Second black box retrieved with ‘most important’ memory unit
Voice recorder had already been found and brought to surface
Air-crash investigators have retrieved the flight-data recorder from the EgyptAir jet lost over the Mediterranean four weeks ago with its 66 passengers and crew, advancing efforts to determine what caused the tragedy.
The so-called black box, which stores detailed records of a plane’s path as well as its mechanical systems and computers, was recovered by the same search vessel that found the Airbus Group SE aircraft’s cockpit-voice recorder earlier this week, Egypt’s Ministry of Civil Aviation said in a statement Friday.
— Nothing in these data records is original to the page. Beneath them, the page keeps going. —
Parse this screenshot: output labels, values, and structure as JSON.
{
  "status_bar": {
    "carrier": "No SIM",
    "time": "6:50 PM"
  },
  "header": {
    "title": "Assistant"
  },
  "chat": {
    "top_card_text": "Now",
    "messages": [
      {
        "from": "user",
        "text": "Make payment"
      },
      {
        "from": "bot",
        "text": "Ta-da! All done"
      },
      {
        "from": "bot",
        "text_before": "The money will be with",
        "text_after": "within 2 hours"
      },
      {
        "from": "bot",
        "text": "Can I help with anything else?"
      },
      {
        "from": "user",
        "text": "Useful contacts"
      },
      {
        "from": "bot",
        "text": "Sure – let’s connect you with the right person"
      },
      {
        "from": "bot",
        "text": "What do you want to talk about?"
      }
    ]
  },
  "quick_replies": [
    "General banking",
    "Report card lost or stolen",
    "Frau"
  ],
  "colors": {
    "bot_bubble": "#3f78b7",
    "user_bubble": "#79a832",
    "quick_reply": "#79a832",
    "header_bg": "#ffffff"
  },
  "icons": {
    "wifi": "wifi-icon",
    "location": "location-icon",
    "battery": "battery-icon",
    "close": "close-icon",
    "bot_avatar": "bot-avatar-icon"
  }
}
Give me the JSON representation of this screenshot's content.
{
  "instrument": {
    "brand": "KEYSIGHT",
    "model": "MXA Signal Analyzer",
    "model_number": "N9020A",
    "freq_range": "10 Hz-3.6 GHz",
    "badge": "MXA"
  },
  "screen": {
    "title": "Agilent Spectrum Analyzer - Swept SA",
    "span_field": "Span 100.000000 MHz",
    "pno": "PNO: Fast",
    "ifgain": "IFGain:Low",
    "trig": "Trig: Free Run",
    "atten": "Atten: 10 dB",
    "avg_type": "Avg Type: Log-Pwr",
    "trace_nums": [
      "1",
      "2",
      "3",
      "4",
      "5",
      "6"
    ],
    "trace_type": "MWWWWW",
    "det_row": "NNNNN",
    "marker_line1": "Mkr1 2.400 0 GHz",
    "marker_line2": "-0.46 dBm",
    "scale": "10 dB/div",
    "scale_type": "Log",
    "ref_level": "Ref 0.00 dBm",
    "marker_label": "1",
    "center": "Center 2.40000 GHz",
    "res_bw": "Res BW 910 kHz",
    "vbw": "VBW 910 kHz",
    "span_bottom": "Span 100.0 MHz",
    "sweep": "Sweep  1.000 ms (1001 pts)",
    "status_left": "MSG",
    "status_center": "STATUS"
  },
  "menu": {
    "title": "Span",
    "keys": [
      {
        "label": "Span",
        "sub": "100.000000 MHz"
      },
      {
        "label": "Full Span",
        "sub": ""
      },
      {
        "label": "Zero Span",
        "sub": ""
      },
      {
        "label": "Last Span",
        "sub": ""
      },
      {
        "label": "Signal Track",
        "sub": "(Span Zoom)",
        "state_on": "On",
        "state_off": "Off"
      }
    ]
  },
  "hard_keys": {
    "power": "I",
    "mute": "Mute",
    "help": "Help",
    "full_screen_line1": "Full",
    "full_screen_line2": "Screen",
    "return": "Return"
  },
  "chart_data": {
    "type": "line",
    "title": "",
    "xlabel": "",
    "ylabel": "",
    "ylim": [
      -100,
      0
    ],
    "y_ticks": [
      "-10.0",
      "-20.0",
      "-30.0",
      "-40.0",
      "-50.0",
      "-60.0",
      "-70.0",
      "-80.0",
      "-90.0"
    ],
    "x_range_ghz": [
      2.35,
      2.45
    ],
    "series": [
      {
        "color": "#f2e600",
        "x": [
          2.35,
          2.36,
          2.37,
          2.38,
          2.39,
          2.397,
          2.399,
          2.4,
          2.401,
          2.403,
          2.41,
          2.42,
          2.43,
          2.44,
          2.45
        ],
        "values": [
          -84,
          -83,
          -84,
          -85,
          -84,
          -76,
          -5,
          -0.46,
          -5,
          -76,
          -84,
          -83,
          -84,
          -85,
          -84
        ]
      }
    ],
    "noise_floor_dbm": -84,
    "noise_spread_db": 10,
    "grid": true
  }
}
The “most important” memory unit from the data device was among the parts salvaged, according to the ministry, which has also said that the voice box memory was intact.
Analysis of the two recorders should help reveal why Flight MS804 crashed into the sea en route to Cairo from Paris on May 19. While pings from the black boxes were detected two weeks ago, their transmitters had sufficient battery power to last only until about June 24.
Egypt announced the retrieval of the second recorder less than 48 hours after revealing that a debris field from lost aircraft had been located on the seabed.
Both devices were retrieved by the SV John Lethbridge, a vessel hired from Deep Ocean Search Ltd. that carries scanning sonars and a remotely-operated vehicle equipped with high-resolution cameras that work at depths of as much as 6,000 meters (20,000 feet). The ROV also wields manipulator arms to aid salvage efforts.
The black-box pings were detected by the French Navy survey vessel Laplace using torpedo-shaped Detector 6000 listening systems from Paris-based search specialist Alcen, which are dragged beneath the ship and can “hear” signals from 5 kilometers (3 miles) away.
Previous attempts to find the jet with a submarine were hampered by an ill-defined search area and waters thought to be more than 3,000 meters deep.
Egypt will continue to lead the crash probe, according to the BEA, France’s air-accident investigator, though the European agency is likely to play a key role in analyzing the recorders given its expertise involving jets built by Toulouse-based Airbus. The U.S. National Transportation Safety Board also joined the investigation this month.
If the two recorders are in good condition, analysis of their contents will begin immediately in Cairo, Egypt’s civil aviation ministry said in a later statement on Friday. They will be sent overseas if they are seriously damaged, it said.
Experts remain unclear about what destroyed the A320. While human remains found earlier may indicate a catastrophic incident such as a bomb, bodies can be rent apart when a jet suffers a structural failure, or hits the ground or sea.
A string of error messages sent automatically minutes before the A320 disappeared indicate that smoke had been detected beneath the cockpit and in a lavatory, and that windows next to the co-pilot’s seat may have malfunctioned, together with unspecified issues with flight computers.
While those readings might be explained in terms of a bomb blast, they could equally have resulted from a fire and associated electrical failure. Radar images suggest the plane also veered sharply left and then circled right before plunging into the sea. The pilots didn’t trigger a distress signal.